I wish, my dear Dawson, that I were with you tomorrow night, but inasmuch as I cannot be, I send my greetings, my congratulations to Dr. Price for his splendid work to the team, for their loyalty, and above all, for our having such an all-rounded President as we have, who has given us from his heart the best of all college slogans-"Now then, Trinity!

Very cordially yours, as always, for Trinity,


Judge Smith Speaks.

Judge Edward L. Smith was the next speaker. He said that especial stress must be laid on the idea of union. A Union cannot be successful unless it is a· normal union, and to be so, it must be built upon the theory that familiarity breeds love and not contempt.

Between the addresses excellent music was rendered by the college quartette, and by the freshman orchestra, and when the speakers had finished, refreshments were served, Stickney catering. The Union is located in Seabury Hall, in the old library. Last year it became unmistakably apparent that Trinity's need of a Union must be filled without delay. The matter was taken up by the College Senate, and steps were at once made to provide a Union. The trustees gave the matter their consent and support, and this, with the support given by the college body, gave assurance that the Union would be a reality. The old library was completely remodeled, the same concern that did the general contracting on the Williams Memorial Building doing the work. The result is a room that is more than satisfactory as a Union. It is furnished with billiard and pool tables, a piano, numerous reading tables and chairs, and writing desks. Newspapers and the current magazines and periodicals are provided. Comfortable leather divans extend along two sides of the room, and these, with the excellent rugs on the floor, add much to its appearance.

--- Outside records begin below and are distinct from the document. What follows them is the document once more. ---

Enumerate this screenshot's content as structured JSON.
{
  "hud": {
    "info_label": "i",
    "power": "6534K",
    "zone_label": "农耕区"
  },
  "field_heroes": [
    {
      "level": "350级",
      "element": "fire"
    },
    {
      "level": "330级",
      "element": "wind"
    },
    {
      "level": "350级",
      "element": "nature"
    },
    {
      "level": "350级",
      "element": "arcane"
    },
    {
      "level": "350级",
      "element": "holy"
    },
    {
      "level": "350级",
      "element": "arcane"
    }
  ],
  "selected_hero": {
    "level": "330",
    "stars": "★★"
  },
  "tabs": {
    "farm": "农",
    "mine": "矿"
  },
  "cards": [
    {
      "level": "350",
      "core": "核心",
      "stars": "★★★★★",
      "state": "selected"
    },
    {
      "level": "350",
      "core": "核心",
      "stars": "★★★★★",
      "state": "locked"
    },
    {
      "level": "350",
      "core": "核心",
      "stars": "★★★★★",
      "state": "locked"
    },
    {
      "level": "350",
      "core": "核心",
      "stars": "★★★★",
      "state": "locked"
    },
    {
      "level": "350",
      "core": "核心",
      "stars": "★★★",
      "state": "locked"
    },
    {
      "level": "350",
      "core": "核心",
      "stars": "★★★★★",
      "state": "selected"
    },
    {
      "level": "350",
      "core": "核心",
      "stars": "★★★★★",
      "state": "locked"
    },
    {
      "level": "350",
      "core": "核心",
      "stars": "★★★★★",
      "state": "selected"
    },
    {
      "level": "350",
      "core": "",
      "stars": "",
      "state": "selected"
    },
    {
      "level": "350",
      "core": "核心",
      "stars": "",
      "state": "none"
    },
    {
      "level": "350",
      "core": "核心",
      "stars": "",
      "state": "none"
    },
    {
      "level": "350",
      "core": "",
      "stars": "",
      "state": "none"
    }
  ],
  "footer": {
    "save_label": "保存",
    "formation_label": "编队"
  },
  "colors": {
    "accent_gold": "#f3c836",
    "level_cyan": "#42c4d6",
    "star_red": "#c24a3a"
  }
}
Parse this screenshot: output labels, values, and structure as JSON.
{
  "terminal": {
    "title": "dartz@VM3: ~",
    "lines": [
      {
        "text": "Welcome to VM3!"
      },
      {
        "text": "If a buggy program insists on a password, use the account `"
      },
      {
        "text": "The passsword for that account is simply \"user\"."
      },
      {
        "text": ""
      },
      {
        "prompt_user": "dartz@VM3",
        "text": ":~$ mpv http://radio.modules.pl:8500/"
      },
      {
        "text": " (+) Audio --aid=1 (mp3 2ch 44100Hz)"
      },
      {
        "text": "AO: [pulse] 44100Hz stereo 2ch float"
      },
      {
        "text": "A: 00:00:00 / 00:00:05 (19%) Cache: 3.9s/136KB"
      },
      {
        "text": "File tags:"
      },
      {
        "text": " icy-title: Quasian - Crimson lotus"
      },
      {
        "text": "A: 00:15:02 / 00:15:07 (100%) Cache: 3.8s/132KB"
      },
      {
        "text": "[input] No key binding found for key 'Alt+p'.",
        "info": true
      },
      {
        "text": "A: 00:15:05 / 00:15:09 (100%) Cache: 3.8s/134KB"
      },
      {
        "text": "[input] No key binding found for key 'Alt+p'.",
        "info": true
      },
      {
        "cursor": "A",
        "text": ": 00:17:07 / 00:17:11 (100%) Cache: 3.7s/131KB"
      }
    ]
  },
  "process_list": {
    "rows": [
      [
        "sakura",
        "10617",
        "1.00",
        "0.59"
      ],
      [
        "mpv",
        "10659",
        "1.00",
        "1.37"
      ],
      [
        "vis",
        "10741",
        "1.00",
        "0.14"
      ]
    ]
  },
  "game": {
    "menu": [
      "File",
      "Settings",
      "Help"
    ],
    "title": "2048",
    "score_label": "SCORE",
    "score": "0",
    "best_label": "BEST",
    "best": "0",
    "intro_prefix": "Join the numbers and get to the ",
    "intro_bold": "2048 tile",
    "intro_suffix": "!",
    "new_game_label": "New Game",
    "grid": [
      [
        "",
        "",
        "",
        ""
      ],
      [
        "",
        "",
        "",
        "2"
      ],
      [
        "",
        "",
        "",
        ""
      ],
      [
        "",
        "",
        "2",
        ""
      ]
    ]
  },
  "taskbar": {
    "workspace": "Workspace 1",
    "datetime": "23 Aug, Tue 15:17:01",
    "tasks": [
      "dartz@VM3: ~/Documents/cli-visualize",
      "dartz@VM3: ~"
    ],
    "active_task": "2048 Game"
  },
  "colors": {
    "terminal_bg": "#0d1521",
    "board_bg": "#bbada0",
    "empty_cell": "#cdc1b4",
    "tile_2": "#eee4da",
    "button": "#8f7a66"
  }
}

The walls are decorated with pictures of various college teams, and of campus scenes, and with banners.

Thanks are due to George R. Stickney for a picture of the college body taken in 1913, and to the firm of G. N. Abdian of Cambridge, Mass., for a large Trinity banner."